**Task goal**:
Which lines in the records below contain the word "data"? Copy each of them.

== == ==

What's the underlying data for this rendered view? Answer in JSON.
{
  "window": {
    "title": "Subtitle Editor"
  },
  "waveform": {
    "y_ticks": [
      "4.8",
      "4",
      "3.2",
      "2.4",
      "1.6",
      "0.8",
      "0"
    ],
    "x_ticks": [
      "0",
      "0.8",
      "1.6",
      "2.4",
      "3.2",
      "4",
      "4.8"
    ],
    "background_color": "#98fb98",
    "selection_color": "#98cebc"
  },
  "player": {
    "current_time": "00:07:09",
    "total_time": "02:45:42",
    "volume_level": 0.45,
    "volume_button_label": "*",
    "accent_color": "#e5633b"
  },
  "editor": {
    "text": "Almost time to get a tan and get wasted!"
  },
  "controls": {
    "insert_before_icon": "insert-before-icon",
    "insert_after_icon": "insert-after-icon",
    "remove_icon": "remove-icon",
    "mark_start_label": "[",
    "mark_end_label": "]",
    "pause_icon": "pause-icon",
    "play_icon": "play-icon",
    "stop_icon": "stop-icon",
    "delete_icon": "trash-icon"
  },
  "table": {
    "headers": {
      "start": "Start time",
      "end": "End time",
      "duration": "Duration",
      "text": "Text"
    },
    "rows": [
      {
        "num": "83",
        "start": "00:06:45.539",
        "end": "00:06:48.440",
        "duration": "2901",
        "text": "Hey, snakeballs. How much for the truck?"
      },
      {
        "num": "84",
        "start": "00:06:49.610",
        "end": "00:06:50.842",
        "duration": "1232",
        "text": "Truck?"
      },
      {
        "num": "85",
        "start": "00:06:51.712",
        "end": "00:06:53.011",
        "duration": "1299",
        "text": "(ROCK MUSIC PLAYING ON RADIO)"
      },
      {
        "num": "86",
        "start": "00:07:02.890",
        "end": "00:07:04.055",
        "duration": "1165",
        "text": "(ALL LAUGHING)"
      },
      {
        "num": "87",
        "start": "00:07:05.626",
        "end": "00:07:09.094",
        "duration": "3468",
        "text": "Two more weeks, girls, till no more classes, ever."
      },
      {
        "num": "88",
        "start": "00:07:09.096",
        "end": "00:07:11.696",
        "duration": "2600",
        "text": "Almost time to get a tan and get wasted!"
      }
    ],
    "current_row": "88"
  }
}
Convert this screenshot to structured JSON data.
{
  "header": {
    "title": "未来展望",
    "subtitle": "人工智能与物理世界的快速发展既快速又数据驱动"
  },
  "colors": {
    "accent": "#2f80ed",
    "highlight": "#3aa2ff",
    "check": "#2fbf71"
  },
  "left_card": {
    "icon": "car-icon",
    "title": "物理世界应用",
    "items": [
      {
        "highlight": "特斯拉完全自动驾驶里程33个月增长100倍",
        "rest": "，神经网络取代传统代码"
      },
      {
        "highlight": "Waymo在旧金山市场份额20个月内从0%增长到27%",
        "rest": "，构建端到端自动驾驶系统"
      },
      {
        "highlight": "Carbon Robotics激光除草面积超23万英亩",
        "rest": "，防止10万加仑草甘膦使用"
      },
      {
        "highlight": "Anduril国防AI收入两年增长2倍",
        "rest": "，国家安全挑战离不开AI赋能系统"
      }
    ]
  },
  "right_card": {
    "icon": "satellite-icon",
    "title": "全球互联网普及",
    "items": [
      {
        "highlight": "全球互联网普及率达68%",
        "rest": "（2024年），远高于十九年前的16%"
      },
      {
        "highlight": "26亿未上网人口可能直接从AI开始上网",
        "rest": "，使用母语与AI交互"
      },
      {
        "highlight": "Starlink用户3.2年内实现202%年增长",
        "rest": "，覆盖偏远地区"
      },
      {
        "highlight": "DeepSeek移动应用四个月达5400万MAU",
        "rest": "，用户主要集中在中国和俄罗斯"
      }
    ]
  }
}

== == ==

**Exercise solution**:
What's the underlying data for this rendered view? Answer in JSON.
Convert this screenshot to structured JSON data.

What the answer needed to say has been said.